Component data from apps and pages
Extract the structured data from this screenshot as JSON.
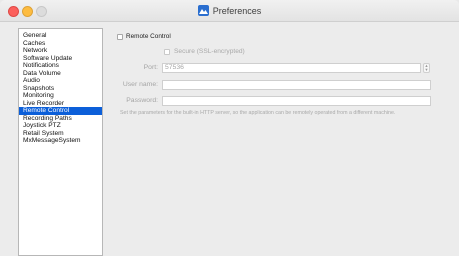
{
  "window": {
    "title": "Preferences"
  },
  "sidebar": {
    "items": [
      {
        "label": "General"
      },
      {
        "label": "Caches"
      },
      {
        "label": "Network"
      },
      {
        "label": "Software Update"
      },
      {
        "label": "Notifications"
      },
      {
        "label": "Data Volume"
      },
      {
        "label": "Audio"
      },
      {
        "label": "Snapshots"
      },
      {
        "label": "Monitoring"
      },
      {
        "label": "Live Recorder"
      },
      {
        "label": "Remote Control",
        "selected": true
      },
      {
        "label": "Recording Paths"
      },
      {
        "label": "Joystick PTZ"
      },
      {
        "label": "Retail System"
      },
      {
        "label": "MxMessageSystem"
      }
    ]
  },
  "panel": {
    "remote_control_label": "Remote Control",
    "remote_control_checked": false,
    "secure_label": "Secure (SSL-encrypted)",
    "secure_checked": false,
    "port_label": "Port:",
    "port_value": "57536",
    "username_label": "User name:",
    "username_value": "",
    "password_label": "Password:",
    "password_value": "",
    "hint": "Set the parameters for the built-in HTTP server, so the application can be remotely operated from a different machine."
  },
  "icons": {
    "stepper_up": "▲",
    "stepper_down": "▼"
  },
  "colors": {
    "selection": "#0c5fd9",
    "close": "#fc605c",
    "minimize": "#fdbc40"
  }
}
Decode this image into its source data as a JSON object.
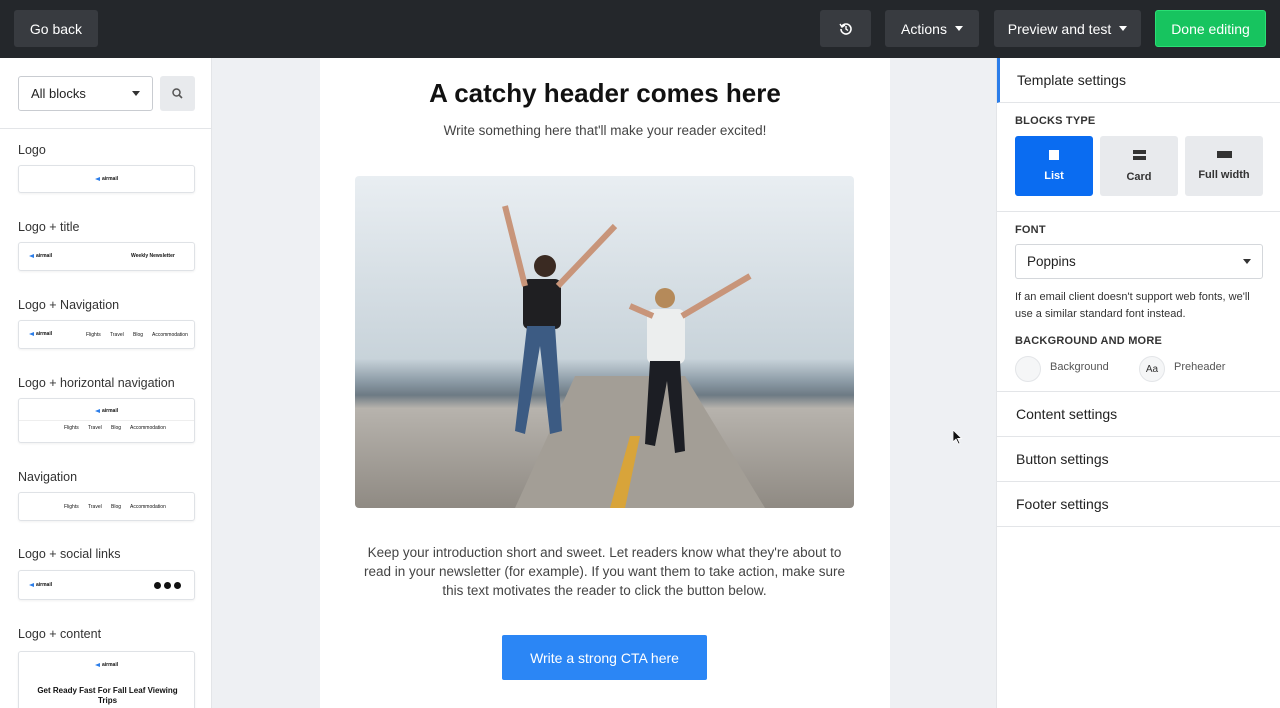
{
  "topbar": {
    "go_back": "Go back",
    "actions": "Actions",
    "preview": "Preview and test",
    "done": "Done editing"
  },
  "left": {
    "filter_value": "All blocks",
    "blocks": [
      {
        "label": "Logo"
      },
      {
        "label": "Logo + title",
        "preview_title": "Weekly Newsletter"
      },
      {
        "label": "Logo + Navigation"
      },
      {
        "label": "Logo + horizontal navigation"
      },
      {
        "label": "Navigation"
      },
      {
        "label": "Logo + social links"
      },
      {
        "label": "Logo + content",
        "preview_title": "Get Ready Fast For Fall Leaf Viewing Trips"
      }
    ],
    "mini_logo": "airmail",
    "mini_nav": [
      "Flights",
      "Travel",
      "Blog",
      "Accommodation"
    ]
  },
  "email": {
    "heading": "A catchy header comes here",
    "subheading": "Write something here that'll make your reader excited!",
    "body": "Keep your introduction short and sweet. Let readers know what they're about to read in your newsletter (for example). If you want them to take action, make sure this text motivates the reader to click the button below.",
    "cta": "Write a strong CTA here"
  },
  "right": {
    "template_settings": "Template settings",
    "blocks_type_label": "BLOCKS TYPE",
    "block_types": [
      "List",
      "Card",
      "Full width"
    ],
    "font_label": "FONT",
    "font_value": "Poppins",
    "font_note": "If an email client doesn't support web fonts, we'll use a similar standard font instead.",
    "bg_label": "BACKGROUND AND MORE",
    "background": "Background",
    "preheader": "Preheader",
    "preheader_icon": "Aa",
    "content_settings": "Content settings",
    "button_settings": "Button settings",
    "footer_settings": "Footer settings"
  },
  "colors": {
    "accent": "#0a6cf1",
    "done": "#17c45f",
    "cta": "#2b86f5",
    "topbar": "#24272b"
  }
}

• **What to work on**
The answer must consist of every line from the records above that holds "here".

• **Reply to the task**
    "heading": "A catchy header comes here",
    "subheading": "Write something here that'll make your reader excited!",
    "cta": "Write a strong CTA here"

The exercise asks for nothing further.